Analogico-Deductive Generation of Gödel's First Incompleteness Theorem from the Liar Paradox / 1004
John Licato, Naveen Sundar Govindarajulu, Selmer Bringsjord, Michael Pomeranz, Logan Gittelson

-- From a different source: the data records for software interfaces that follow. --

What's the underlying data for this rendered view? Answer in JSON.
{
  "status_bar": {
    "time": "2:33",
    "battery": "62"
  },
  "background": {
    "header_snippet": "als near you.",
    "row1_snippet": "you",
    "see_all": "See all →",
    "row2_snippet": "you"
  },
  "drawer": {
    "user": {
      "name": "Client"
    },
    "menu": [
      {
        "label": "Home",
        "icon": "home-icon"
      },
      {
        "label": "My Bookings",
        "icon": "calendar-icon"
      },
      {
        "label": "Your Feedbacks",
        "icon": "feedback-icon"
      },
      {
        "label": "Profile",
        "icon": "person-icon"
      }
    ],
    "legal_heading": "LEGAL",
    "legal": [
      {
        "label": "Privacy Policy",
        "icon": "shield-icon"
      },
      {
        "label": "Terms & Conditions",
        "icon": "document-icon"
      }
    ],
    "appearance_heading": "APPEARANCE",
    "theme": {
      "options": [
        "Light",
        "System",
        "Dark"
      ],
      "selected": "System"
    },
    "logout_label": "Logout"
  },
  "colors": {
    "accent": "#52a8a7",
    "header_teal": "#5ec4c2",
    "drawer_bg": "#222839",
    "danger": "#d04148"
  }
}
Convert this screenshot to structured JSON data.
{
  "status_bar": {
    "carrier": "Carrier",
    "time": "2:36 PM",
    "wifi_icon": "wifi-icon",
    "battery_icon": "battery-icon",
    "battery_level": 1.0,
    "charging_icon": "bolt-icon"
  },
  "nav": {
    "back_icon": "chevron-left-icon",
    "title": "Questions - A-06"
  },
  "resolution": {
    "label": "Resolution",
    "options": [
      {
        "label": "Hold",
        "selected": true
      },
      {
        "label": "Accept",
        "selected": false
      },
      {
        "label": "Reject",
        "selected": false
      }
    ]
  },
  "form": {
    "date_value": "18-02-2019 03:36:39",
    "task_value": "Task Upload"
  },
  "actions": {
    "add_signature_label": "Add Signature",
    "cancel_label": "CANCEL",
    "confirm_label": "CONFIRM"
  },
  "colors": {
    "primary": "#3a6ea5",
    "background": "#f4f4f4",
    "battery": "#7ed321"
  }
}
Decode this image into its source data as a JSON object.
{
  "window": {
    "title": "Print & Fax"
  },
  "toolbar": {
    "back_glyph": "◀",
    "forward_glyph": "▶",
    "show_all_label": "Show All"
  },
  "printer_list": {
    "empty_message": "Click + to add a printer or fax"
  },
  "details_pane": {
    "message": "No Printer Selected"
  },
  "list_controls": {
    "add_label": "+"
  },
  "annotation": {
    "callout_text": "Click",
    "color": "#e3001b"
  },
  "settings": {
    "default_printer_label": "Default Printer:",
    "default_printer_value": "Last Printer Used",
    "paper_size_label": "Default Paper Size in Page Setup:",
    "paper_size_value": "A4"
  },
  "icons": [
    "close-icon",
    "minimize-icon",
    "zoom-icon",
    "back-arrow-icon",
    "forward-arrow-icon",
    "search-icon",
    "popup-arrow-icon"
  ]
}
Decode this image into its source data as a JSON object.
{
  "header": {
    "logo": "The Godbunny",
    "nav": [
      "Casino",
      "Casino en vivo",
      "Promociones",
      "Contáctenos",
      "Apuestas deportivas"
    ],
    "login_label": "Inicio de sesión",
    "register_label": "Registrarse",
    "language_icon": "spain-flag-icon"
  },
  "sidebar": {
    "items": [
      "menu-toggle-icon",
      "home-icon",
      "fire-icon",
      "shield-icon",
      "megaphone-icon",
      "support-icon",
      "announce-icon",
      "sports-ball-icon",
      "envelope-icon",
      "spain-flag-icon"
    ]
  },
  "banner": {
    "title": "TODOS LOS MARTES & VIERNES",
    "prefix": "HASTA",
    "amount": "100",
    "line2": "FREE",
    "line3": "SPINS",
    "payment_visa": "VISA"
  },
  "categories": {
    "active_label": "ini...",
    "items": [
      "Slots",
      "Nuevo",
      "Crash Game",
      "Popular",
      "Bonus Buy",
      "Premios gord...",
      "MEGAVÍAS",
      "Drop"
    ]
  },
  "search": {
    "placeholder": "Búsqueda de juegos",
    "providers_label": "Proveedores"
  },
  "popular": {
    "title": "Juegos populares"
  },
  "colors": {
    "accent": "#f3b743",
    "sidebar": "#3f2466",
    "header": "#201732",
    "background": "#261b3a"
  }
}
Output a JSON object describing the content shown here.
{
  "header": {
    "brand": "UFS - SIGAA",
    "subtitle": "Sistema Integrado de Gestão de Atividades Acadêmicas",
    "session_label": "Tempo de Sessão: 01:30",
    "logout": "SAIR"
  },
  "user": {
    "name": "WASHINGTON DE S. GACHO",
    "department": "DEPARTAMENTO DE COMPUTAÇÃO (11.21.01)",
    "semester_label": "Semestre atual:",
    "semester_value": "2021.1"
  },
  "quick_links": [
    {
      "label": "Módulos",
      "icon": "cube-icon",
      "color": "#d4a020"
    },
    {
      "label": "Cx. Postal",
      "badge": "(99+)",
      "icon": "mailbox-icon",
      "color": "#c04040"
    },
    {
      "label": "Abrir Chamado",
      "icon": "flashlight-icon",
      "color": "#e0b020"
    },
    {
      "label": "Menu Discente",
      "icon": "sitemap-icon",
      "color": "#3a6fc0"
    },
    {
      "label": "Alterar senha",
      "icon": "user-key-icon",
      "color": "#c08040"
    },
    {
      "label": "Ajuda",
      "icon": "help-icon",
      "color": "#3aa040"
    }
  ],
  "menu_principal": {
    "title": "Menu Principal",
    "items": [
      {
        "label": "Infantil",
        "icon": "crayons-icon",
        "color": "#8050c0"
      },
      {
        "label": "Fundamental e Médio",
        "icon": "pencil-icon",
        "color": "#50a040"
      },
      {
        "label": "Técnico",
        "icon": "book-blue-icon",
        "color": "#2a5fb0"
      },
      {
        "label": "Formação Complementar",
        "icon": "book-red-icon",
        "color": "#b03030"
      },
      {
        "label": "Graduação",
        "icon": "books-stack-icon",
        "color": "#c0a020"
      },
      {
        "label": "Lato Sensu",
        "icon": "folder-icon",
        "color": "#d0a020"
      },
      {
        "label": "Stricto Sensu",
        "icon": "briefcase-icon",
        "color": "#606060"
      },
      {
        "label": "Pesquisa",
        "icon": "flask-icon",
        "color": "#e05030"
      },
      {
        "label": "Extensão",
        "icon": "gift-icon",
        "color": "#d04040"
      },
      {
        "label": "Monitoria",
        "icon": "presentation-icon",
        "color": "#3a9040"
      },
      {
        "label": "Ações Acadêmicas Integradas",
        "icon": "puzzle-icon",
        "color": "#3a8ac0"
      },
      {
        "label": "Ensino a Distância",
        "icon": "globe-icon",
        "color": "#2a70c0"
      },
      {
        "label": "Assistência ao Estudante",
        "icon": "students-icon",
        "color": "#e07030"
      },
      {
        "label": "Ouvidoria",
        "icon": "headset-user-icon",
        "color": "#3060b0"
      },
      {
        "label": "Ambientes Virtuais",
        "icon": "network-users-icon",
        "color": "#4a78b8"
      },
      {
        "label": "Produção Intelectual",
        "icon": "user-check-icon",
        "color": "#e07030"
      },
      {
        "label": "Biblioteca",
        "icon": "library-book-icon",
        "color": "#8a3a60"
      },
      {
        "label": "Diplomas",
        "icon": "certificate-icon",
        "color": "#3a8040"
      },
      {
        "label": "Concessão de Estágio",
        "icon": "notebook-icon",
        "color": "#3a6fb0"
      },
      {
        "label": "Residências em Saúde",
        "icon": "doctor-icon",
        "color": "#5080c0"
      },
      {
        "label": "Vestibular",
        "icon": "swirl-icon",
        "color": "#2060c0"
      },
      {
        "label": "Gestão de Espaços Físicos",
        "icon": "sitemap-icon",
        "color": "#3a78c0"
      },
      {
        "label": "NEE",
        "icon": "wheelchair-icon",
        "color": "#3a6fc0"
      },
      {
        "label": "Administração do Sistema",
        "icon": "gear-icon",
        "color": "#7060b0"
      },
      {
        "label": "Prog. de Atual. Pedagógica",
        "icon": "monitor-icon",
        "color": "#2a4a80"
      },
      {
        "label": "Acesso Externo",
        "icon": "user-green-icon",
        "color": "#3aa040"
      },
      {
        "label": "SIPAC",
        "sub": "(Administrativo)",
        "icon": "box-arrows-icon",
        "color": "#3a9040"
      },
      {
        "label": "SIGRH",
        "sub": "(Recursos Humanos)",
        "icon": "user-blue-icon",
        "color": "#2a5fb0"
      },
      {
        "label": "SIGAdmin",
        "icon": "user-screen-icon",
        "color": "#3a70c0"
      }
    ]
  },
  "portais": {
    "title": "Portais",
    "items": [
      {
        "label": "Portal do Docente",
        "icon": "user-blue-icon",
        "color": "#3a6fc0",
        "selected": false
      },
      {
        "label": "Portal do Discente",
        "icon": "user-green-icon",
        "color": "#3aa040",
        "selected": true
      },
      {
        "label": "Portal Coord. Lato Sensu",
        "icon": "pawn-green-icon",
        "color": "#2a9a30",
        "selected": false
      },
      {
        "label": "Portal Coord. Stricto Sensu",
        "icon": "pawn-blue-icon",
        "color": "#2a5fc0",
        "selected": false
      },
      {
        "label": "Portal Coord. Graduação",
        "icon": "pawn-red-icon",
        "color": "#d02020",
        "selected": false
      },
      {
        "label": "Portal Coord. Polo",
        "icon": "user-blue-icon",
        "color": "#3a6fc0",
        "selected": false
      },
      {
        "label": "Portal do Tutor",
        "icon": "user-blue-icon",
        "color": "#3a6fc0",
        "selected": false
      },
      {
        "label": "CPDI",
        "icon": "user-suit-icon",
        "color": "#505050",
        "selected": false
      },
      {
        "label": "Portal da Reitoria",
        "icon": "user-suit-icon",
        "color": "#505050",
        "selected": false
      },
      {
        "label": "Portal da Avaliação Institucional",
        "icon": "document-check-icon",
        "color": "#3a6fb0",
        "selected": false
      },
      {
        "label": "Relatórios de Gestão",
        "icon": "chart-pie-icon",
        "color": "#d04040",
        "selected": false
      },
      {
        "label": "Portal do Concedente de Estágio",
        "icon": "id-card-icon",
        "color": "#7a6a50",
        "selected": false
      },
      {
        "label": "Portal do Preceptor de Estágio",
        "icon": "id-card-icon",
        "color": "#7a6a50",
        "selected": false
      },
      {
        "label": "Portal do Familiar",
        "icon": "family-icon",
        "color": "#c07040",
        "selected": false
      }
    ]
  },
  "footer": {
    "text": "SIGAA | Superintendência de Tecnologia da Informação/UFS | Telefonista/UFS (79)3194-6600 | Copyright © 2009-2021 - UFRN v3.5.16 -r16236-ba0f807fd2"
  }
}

Gödel's proof of his famous first incompleteness theorem (G1) has quite understandably long been a tantalizing target for those wanting to engineer impressively intelligent computational systems. After all, in establishing G1, Gödel did something that by any metric must be classified as stunningly intelligent. We observe that it has long been understood that there is some sort of analogical relationship between the Liar Paradox (LP) and G1, and that Gödel himself appreciated and exploited the relationship. Yet the exact nature of the relationship has hitherto not been uncovered, by which we mean that the following question has not been answered: Given a description of LP,and the suspicion that it may somehow be used by a suitably programmed computing machine to find a proof of the incompleteness of Peano Arithmetic, can such a machine, provided this description as input, produce as output a complete and verifiably correct proof of G1? In this paper, we summarize engineering that entails an affirmative answer to this question. Our approach uses what we call analogico-deductive reasoning (ADR), which combines analogical and deductive reasoning to produce a full deductive proof of G1 from LP. Our engineering uses a form of ADR based on our META-R system, and a connection between the Liar Sentence in LP and Gödel's Fixed Point Lemma, from which G1 follows quickly.